“When interest rates inevitably rise again — as we’ve seen countless times before — the cost of providing the federal public service pension plan will decline once again. Pension plans are designed to forecast and account for economic changes far into the future, including dips in the economy.”
Todd Saulnier, chair of the Association of Canadian Pension Management’s national policy committee, says the early retirement age requires a re-think. “The reality is, we’re all living longer than we were 30 to 40 years ago, so it’s reasonable the retirement income period should be adjusted for how long you’re expected to live.
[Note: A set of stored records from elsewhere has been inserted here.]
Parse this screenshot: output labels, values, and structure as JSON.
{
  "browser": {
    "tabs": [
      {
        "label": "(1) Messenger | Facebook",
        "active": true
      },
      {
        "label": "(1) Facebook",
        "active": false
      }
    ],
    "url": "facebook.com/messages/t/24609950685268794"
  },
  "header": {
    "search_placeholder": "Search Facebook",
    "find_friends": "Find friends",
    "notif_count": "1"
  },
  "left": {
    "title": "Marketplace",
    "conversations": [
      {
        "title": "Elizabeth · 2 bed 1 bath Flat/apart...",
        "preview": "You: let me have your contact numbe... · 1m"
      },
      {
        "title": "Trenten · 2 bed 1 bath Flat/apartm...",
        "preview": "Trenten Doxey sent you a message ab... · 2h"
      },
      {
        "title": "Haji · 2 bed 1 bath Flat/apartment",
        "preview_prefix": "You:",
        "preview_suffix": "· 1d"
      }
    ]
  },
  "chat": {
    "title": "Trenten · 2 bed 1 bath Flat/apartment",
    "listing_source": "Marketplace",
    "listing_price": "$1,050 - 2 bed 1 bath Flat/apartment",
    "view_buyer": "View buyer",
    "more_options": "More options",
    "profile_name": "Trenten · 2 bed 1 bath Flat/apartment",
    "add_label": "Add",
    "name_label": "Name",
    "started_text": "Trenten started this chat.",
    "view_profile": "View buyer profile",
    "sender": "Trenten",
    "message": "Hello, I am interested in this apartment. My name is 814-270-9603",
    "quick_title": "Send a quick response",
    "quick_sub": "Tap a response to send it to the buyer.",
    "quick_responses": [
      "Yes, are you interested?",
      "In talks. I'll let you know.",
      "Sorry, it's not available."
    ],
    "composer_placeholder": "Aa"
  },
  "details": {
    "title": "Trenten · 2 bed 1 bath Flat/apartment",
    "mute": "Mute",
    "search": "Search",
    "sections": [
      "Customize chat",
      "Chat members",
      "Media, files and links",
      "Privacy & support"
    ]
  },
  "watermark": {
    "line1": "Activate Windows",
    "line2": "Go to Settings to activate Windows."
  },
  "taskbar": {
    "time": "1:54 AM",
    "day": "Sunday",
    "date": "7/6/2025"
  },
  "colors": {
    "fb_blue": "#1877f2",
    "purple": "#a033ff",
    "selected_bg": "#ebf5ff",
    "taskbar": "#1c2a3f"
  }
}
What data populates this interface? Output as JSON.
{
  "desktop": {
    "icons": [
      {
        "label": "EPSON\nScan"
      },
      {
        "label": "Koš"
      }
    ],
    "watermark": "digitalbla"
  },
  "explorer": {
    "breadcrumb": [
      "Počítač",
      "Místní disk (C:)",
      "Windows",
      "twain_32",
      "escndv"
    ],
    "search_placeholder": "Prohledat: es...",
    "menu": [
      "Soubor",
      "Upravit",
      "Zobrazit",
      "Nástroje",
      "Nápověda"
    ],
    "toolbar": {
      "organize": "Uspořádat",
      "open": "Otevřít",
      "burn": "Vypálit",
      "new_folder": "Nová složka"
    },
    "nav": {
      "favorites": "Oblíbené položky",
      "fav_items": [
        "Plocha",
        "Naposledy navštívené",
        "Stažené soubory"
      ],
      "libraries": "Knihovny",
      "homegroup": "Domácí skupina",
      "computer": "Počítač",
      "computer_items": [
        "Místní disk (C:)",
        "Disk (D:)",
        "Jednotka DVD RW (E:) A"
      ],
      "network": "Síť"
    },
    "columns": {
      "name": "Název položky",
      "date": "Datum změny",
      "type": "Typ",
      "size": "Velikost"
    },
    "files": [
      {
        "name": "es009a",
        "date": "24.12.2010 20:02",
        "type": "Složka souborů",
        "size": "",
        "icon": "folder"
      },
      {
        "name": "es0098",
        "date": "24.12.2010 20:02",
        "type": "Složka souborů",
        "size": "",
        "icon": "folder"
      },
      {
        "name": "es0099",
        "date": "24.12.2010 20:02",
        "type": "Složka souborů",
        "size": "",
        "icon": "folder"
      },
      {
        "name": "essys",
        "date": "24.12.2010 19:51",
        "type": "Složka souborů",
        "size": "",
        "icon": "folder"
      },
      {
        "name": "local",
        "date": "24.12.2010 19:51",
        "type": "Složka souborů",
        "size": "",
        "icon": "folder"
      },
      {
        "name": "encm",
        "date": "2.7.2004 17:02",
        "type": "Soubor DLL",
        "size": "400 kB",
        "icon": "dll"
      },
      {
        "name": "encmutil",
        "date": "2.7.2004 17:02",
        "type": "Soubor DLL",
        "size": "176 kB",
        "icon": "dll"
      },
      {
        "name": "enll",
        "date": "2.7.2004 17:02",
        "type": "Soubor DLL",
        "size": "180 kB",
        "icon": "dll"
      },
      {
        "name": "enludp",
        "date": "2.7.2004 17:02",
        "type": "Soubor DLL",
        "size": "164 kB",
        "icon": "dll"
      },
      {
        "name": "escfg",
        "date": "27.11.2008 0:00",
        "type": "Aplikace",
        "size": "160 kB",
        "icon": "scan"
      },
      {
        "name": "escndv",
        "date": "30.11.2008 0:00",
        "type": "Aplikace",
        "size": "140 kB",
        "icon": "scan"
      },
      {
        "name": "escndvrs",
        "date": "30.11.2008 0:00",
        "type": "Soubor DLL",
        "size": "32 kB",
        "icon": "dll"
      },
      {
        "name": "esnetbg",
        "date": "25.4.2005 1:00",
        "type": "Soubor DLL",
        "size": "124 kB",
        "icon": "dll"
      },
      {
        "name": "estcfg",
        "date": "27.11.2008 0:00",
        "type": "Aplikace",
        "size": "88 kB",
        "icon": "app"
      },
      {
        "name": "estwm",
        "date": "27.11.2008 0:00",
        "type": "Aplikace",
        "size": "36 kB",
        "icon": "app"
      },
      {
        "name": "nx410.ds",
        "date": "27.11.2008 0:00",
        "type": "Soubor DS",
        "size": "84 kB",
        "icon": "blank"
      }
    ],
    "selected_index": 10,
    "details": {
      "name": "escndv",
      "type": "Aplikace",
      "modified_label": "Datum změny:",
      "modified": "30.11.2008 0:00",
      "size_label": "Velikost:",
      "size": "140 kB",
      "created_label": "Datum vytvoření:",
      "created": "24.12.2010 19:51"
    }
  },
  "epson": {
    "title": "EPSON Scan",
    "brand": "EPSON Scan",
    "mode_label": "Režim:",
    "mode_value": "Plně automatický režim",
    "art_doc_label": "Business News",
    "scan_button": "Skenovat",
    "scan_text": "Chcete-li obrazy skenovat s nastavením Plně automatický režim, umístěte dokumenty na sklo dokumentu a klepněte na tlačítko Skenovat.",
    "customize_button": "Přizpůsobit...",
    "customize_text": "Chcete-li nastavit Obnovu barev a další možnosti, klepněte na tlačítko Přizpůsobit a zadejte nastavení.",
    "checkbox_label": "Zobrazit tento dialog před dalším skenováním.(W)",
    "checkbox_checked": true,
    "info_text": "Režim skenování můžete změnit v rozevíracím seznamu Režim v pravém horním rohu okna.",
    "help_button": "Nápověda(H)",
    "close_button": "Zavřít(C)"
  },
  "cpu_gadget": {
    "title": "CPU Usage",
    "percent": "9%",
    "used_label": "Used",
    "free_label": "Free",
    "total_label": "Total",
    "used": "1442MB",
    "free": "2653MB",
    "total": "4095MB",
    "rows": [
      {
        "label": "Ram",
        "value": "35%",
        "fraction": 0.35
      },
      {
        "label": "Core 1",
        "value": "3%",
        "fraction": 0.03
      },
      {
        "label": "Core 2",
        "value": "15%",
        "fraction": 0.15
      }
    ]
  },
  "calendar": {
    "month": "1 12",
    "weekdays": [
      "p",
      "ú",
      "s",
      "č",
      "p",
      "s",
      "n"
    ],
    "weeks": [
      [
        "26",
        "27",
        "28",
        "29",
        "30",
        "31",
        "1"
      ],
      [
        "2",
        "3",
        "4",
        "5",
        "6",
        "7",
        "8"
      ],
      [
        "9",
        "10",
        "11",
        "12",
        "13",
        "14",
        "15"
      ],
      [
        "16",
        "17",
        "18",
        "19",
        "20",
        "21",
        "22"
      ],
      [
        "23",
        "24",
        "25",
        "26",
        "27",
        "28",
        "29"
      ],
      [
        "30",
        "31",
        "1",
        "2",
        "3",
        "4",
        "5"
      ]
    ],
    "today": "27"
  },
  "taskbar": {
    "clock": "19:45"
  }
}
It doesn’t make sense to participate in a program for 30 years and then get 40 years of retirement income.”
He expects to see this conversation continue in the context of the CPP. While the move to increase the retirement age to 67 was rolled back by Prime Minister Justin Trudeau’s government in its first term, Saulnier expects it will increase again as Canada’s demographics continue to shift.
“The shift to an older age profile of the population is happening much faster in Asia. . . . That’s what causes strain on the system, having a greater proportion of older [citizens] compared to the working population, particularly in pay-as-you-go [retirement systems] like Canada’s,” he says. “I do think the actions [Taiwain is] having to take are completely understandable. Just trying to make the system more sustainable is something each country is going to have to do based on needs.”
Canadian public sector plans must implement changes that reduce the risk to taxpayers and shift it toward plan members, says Hamilton, with the natural adaptation some combination of lower salaries, higher pension contributions, a later retirement age and possibly changes to contingent inflation protection.
Some pensions have already shifted more risk to members. Plans operating under a jointly sponsored model, such as the Colleges of Applied Arts and Technology pension plan and the Ontario Municipal Employees Retirement System, make members partially responsible for funding deficiencies. As well, some plans have migrated to a target-benefit model that reduces benefits based on performance. And in June, the OMERS Sponsors Corp. board approved a move to shared-risk indexing, providing the plan with the option to reduce future inflation increases on benefits earned after Dec. 31, 2022, based on an annual assessment of its health and viability.
Ultimately, says Hamilton, it’s on plan sponsors, rather than administrators, to make the changes to keep these plans sustainable. “The changes need to be at the provincial government level, the ministry level, [during] the collective bargaining between employers and employees. . . . It’s not the chief executive officers of [these plans] who are responsible; it’s the ministers and the civil service, basically mismanaging public finance to a huge extent.”
Kelsey Rolfe is an associate editor at Benefits Canada.